  1. Acquisition of broad expertise knowledge: The Department of Electronic Information Systems has three core disciplines, either “Software Technologies”, “Media and Network Technologies”, or “Hardware Technologies”. However, since the teaching is interdisciplinary, it gives students both depth and breadth in expertise knowledge across all disciplines.
  2. Putting knowledge into practice: surpassing “I know” knowledge by putting into actual practice via various trials and experiments empowers individuals with “practical knowledge” in order to discover issues independently and formulate a problem-solving mindset.
  3. Systems-oriented engineer: Engineering expertise aimed here include, “System concepts”, designed to first develop an in-depth understanding of the issues and objective characteristics within the realm of engineering, and then define and simulate the findings; “System methodology” to realize a system based on an optimized problem solving method explored via simulation analysis; and “System management” an integral of human/knowledge/technology for problem solving.
  4. Grasping theoretical engineering concepts: Based on theoretical viewpoints as an engineering professional and member of society, able to perform duty in society as an engineer, having a conceptual mindset that incorporates technology and society.
  5. Communication skills as an engineer with a respect for diversity: Communication skills in English and Japanese that are at a level required for a bilingual engineer.
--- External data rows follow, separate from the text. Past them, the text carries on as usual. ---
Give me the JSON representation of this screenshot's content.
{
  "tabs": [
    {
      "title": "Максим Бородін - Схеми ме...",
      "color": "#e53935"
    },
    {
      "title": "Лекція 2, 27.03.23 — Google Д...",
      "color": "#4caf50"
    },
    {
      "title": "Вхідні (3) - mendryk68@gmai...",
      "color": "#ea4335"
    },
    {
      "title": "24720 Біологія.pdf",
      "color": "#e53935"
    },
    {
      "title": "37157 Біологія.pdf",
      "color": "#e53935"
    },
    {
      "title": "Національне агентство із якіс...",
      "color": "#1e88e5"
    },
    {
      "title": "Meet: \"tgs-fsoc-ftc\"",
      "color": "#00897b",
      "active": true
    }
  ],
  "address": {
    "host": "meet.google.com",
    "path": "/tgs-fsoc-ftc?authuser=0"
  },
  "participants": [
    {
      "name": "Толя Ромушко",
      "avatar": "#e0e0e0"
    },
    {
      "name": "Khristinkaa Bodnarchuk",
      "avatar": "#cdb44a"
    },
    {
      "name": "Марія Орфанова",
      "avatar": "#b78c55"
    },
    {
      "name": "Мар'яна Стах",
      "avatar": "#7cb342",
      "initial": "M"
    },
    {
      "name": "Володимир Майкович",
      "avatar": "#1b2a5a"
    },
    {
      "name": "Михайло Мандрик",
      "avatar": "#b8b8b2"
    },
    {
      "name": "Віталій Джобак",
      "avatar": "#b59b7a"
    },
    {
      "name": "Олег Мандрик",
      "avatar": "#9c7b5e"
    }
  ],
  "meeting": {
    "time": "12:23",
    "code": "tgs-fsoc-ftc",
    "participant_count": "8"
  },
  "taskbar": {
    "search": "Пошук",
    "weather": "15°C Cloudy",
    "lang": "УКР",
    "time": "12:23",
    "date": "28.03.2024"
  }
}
Being considerate and having respect of diverse cultures worldwide nurtures a talent to behave in an appropriate manner, befitting that of an engineer.

The Department of Electronic Information Systems welcomes those candidates for its education who fall under the following.

  • Students with a passion for fields of study such as software, media and networks, and hardware have the desire to independently learn a wide range of fundamental knowledge, with an active, independent desire to learn highly specialized topics.
  • Students who have high levels of ability to collect information, analyze it, and discover problems that need to be solved, and a high desire to solve these problems.
  • Students who have the basic abilities to think, understand, and express themselves logically.
  • Students who aim to contribute to the society as a professional with high levels of technical expertise and knowledge, and high moral values.

Since the studies of the Department of Electronic Information Systems covers subjects ranging from software to hardware, the employment opportunities come from many diverse fields, particularly those related to information communications and manufacturing sectors. The majority of our graduates start their career as system engineers whilst others are placed in leading electric manufacturers and information communications companies.

Faculty